Task objective: Across the records, find how many lines include the string "content" and answer with only the figure.

(Beginning of Extracted information)

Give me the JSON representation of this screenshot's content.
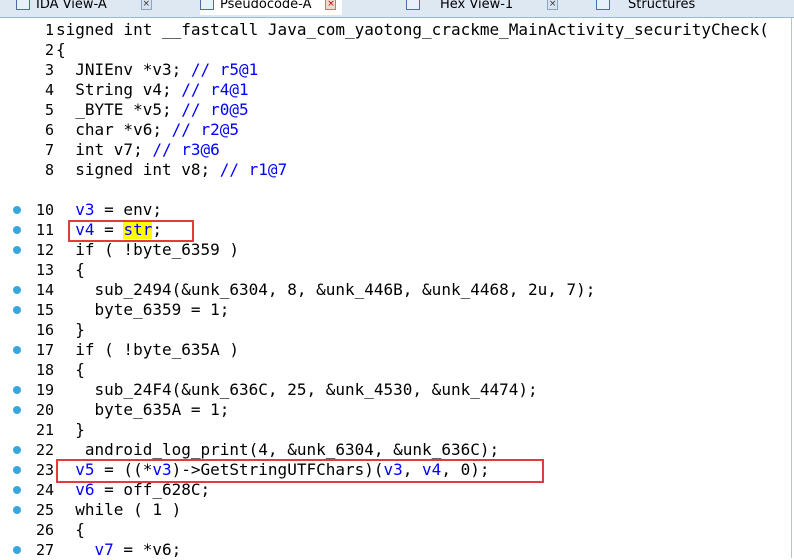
{
  "tabs": [
    {
      "label": "IDA View-A"
    },
    {
      "label": "Pseudocode-A"
    },
    {
      "label": "Hex View-1"
    },
    {
      "label": "Structures"
    }
  ],
  "lines": {
    "l1": {
      "num": "1",
      "t": "signed int __fastcall Java_com_yaotong_crackme_MainActivity_securityCheck("
    },
    "l2": {
      "num": "2",
      "t": "{"
    },
    "l3": {
      "num": "3",
      "a": "  JNIEnv *v3; ",
      "b": "// r5@1"
    },
    "l4": {
      "num": "4",
      "a": "  String v4; ",
      "b": "// r4@1"
    },
    "l5": {
      "num": "5",
      "a": "  _BYTE *v5; ",
      "b": "// r0@5"
    },
    "l6": {
      "num": "6",
      "a": "  char *v6; ",
      "b": "// r2@5"
    },
    "l7": {
      "num": "7",
      "a": "  int v7; ",
      "b": "// r3@6"
    },
    "l8": {
      "num": "8",
      "a": "  signed int v8; ",
      "b": "// r1@7"
    },
    "l10": {
      "num": "10",
      "v": "v3",
      "t": " = env;"
    },
    "l11": {
      "num": "11",
      "v": "v4",
      "eq": " = ",
      "s": "str",
      "t": ";"
    },
    "l12": {
      "num": "12",
      "t": "  if ( !byte_6359 )"
    },
    "l13": {
      "num": "13",
      "t": "  {"
    },
    "l14": {
      "num": "14",
      "t": "    sub_2494(&unk_6304, 8, &unk_446B, &unk_4468, 2u, 7);"
    },
    "l15": {
      "num": "15",
      "t": "    byte_6359 = 1;"
    },
    "l16": {
      "num": "16",
      "t": "  }"
    },
    "l17": {
      "num": "17",
      "t": "  if ( !byte_635A )"
    },
    "l18": {
      "num": "18",
      "t": "  {"
    },
    "l19": {
      "num": "19",
      "t": "    sub_24F4(&unk_636C, 25, &unk_4530, &unk_4474);"
    },
    "l20": {
      "num": "20",
      "t": "    byte_635A = 1;"
    },
    "l21": {
      "num": "21",
      "t": "  }"
    },
    "l22": {
      "num": "22",
      "t": "   android_log_print(4, &unk_6304, &unk_636C);"
    },
    "l23": {
      "num": "23",
      "v5": "v5",
      "p1": " = ((*",
      "v3": "v3",
      "p2": ")->GetStringUTFChars)(",
      "v3b": "v3",
      "p3": ", ",
      "v4": "v4",
      "p4": ", 0);"
    },
    "l24": {
      "num": "24",
      "v": "v6",
      "t": " = off_628C;"
    },
    "l25": {
      "num": "25",
      "t": "  while ( 1 )"
    },
    "l26": {
      "num": "26",
      "t": "  {"
    },
    "l27": {
      "num": "27",
      "v": "v7",
      "t": " = *v6;"
    }
  }
}
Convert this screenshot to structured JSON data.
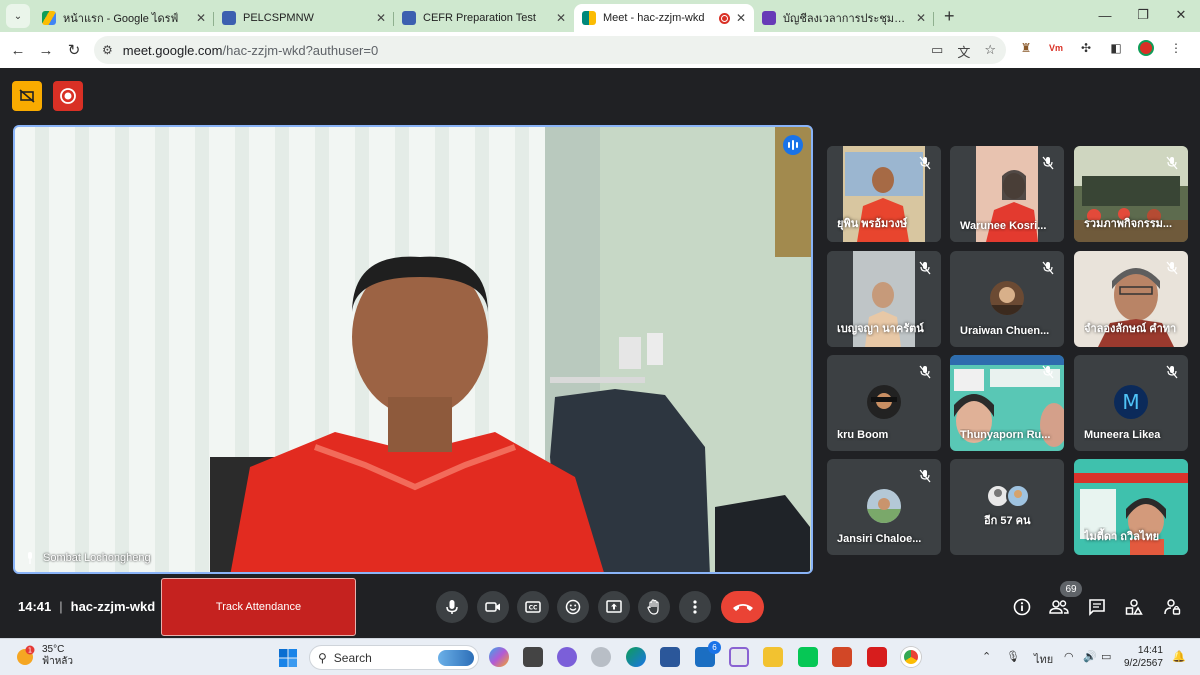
{
  "browser": {
    "tabs": [
      {
        "title": "หน้าแรก - Google ไดรฟ์",
        "color": "#1a73e8"
      },
      {
        "title": "PELCSPMNW",
        "color": "#3c5fb0"
      },
      {
        "title": "CEFR Preparation Test",
        "color": "#3c5fb0"
      },
      {
        "title": "Meet - hac-zzjm-wkd",
        "color": "#00897b"
      },
      {
        "title": "บัญชีลงเวลาการประชุมสอบ CEFR ปี",
        "color": "#673ab7"
      }
    ],
    "url_host": "meet.google.com",
    "url_path": "/hac-zzjm-wkd?authuser=0"
  },
  "meeting": {
    "speaker_name": "Sombat Lochongheng",
    "time": "14:41",
    "code": "hac-zzjm-wkd",
    "track_attendance_label": "Track Attendance",
    "participant_count": "69",
    "tiles": [
      {
        "name": "ยุพิน พรอ้มวงษ์"
      },
      {
        "name": "Warunee Kosri..."
      },
      {
        "name": "รวมภาพกิจกรรม..."
      },
      {
        "name": "เบญจญา นาครัตน์"
      },
      {
        "name": "Uraiwan Chuen..."
      },
      {
        "name": "จำลองลักษณ์ คำทา"
      },
      {
        "name": "kru Boom"
      },
      {
        "name": "Thunyaporn Ru..."
      },
      {
        "name": "Muneera Likea"
      },
      {
        "name": "Jansiri Chaloe..."
      },
      {
        "name": "อีก 57 คน"
      },
      {
        "name": "ไมตี้ดา ถวิลไทย"
      }
    ]
  },
  "taskbar": {
    "temperature": "35°C",
    "weather_desc": "ฟ้าหลัว",
    "weather_alert": "1",
    "search_label": "Search",
    "lang": "ไทย",
    "clock_time": "14:41",
    "clock_date": "9/2/2567",
    "mail_badge": "6"
  }
}
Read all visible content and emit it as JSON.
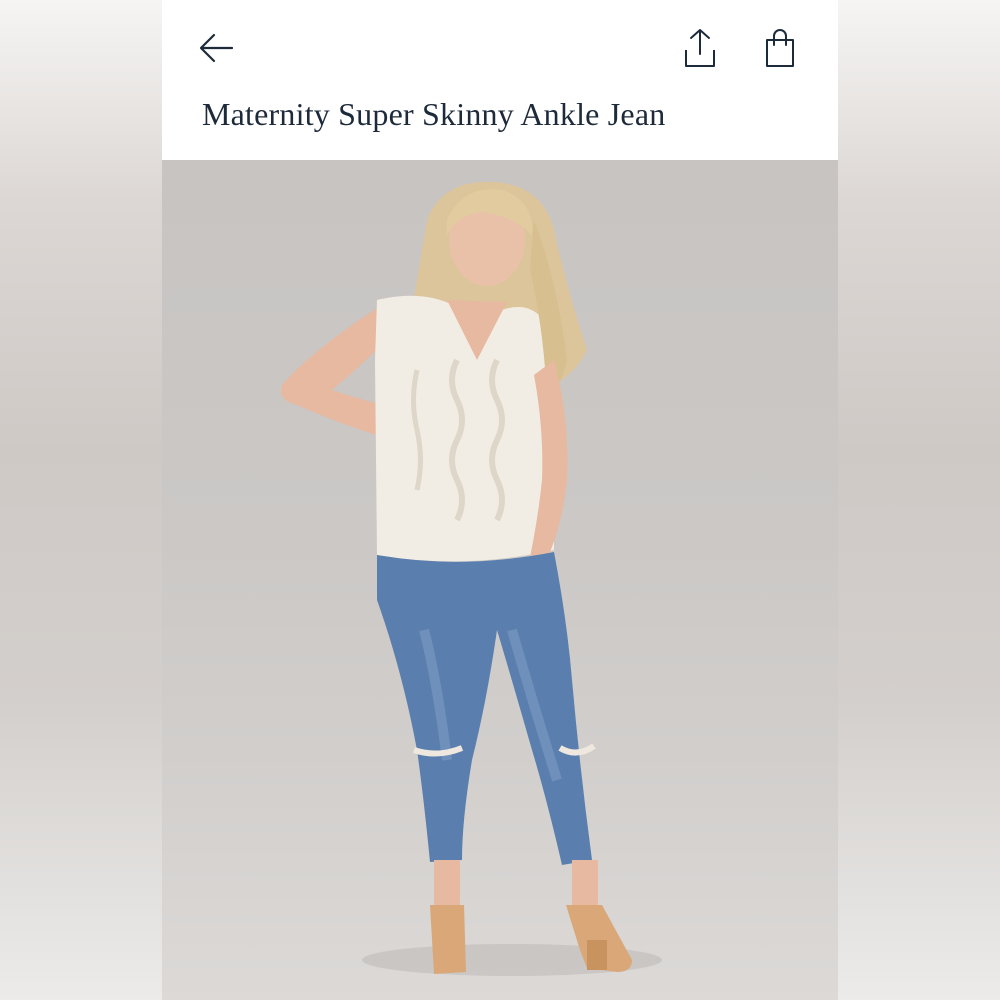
{
  "product": {
    "title": "Maternity Super Skinny Ankle Jean"
  },
  "icons": {
    "back": "arrow-left-icon",
    "share": "share-icon",
    "bag": "shopping-bag-icon"
  },
  "colors": {
    "title_text": "#1d2a3a",
    "photo_background": "#c9c6c4"
  }
}
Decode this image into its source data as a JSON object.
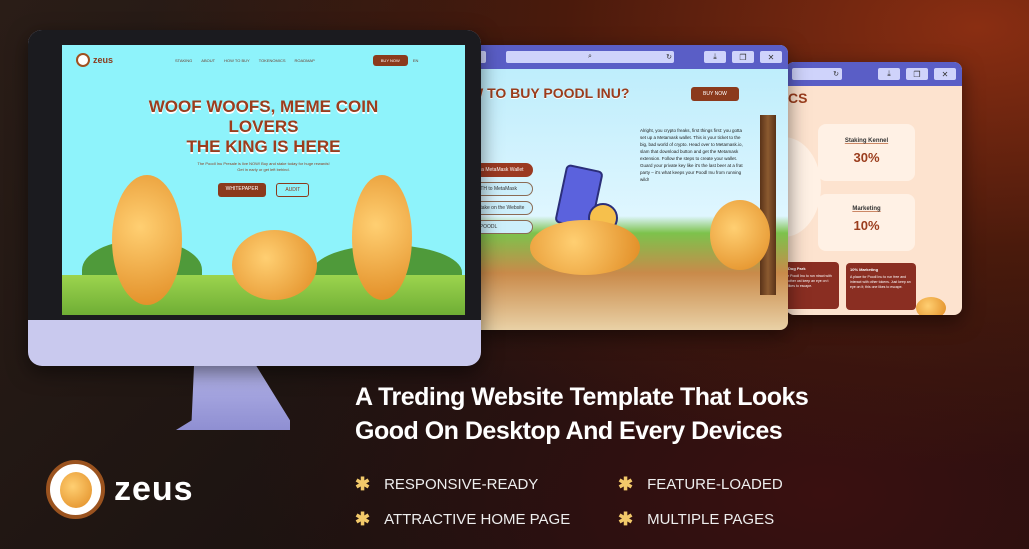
{
  "monitor_site": {
    "brand": "zeus",
    "nav": [
      "STAKING",
      "ABOUT",
      "HOW TO BUY",
      "TOKENOMICS",
      "ROADMAP"
    ],
    "buy_now": "BUY NOW",
    "lang": "EN",
    "hero_title_1": "WOOF WOOFS, MEME COIN",
    "hero_title_2": "LOVERS",
    "hero_title_3": "THE KING IS HERE",
    "hero_sub_1": "The Poodl Inu Presale is live NOW! Buy and stake today for huge rewards!",
    "hero_sub_2": "Get in early or get left behind.",
    "whitepaper": "WHITEPAPER",
    "audit": "AUDIT"
  },
  "window_how_to_buy": {
    "title": "W TO BUY POODL INU?",
    "buy_now": "BUY NOW",
    "steps": [
      "e a MetaMask Wallet",
      "ETH to MetaMask",
      "Stake on the Website",
      "$POODL"
    ],
    "body": "Alright, you crypto freaks, first things first: you gotta set up a Metamask wallet. This is your ticket to the big, bad world of crypto. Head over to Metamask.io, slam that download button and get the Metamask extension. Follow the steps to create your wallet. Guard your private key like it's the last beer at a frat party – it's what keeps your Poodl Inu from running wild!"
  },
  "window_tokenomics": {
    "title": "CS",
    "cards": [
      {
        "label": "Staking Kennel",
        "value": "30%"
      },
      {
        "label": "Marketing",
        "value": "10%"
      }
    ],
    "info": [
      {
        "title": "Dog Park",
        "text": "r Poodl Inu to run ntract with other ust keep an eye on t likes to escape."
      },
      {
        "title": "10% Marketing",
        "text": "A place for Poodl Inu to run free and interact with other tokens. Just keep an eye on it; this one likes to escape."
      }
    ]
  },
  "headline_1": "A Treding Website Template That Looks",
  "headline_2": "Good On Desktop And Every Devices",
  "features": [
    "RESPONSIVE-READY",
    "FEATURE-LOADED",
    "ATTRACTIVE HOME PAGE",
    "MULTIPLE PAGES"
  ],
  "brand": "zeus",
  "colors": {
    "brand": "#8b3a1c",
    "accent": "#f2c96a",
    "window_bar": "#5a5ec6",
    "screen": "#8ef3fb"
  }
}
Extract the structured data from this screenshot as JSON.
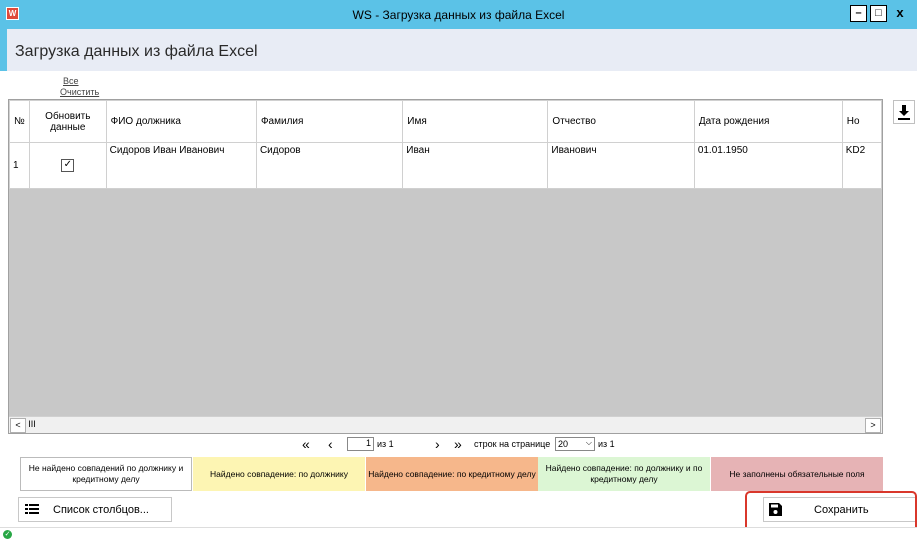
{
  "window": {
    "title": "WS - Загрузка данных из файла Excel",
    "app_icon": "excel-icon",
    "minimize": "–",
    "maximize": "□",
    "close": "x"
  },
  "header": {
    "title": "Загрузка данных из файла Excel"
  },
  "select_links": {
    "all": "Все",
    "clear": "Очистить"
  },
  "table": {
    "columns": [
      "№",
      "Обновить данные",
      "ФИО должника",
      "Фамилия",
      "Имя",
      "Отчество",
      "Дата рождения",
      "Ho"
    ],
    "rows": [
      {
        "num": "1",
        "update_checked": true,
        "check_mark": "✓",
        "fio": "Сидоров Иван Иванович",
        "last": "Сидоров",
        "first": "Иван",
        "middle": "Иванович",
        "birth": "01.01.1950",
        "extra": "KD2"
      }
    ]
  },
  "scrollbar": {
    "left": "<",
    "thumb": "III",
    "right": ">"
  },
  "pager": {
    "first": "«",
    "prev": "‹",
    "page": "1",
    "of_pages": "из 1",
    "next": "›",
    "last": "»",
    "rows_per_page_label": "строк на странице",
    "rows_per_page": "20",
    "of_total": "из 1"
  },
  "legend": [
    {
      "text": "Не найдено совпадений по должнику и кредитному делу",
      "color": "#ffffff"
    },
    {
      "text": "Найдено совпадение: по должнику",
      "color": "#fdf5b3"
    },
    {
      "text": "Найдено совпадение: по кредитному делу",
      "color": "#f6b78b"
    },
    {
      "text": "Найдено совпадение: по должнику и по кредитному делу",
      "color": "#dcf6d4"
    },
    {
      "text": "Не заполнены обязательные поля",
      "color": "#e6b3b5"
    }
  ],
  "buttons": {
    "columns_list": "Список столбцов...",
    "save": "Сохранить"
  },
  "colors": {
    "titlebar": "#5bc2e7",
    "header_bg": "#e8ecf5",
    "highlight": "#d9372b",
    "status_ok": "#28a745"
  }
}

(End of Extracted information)

Result for this exercise: 2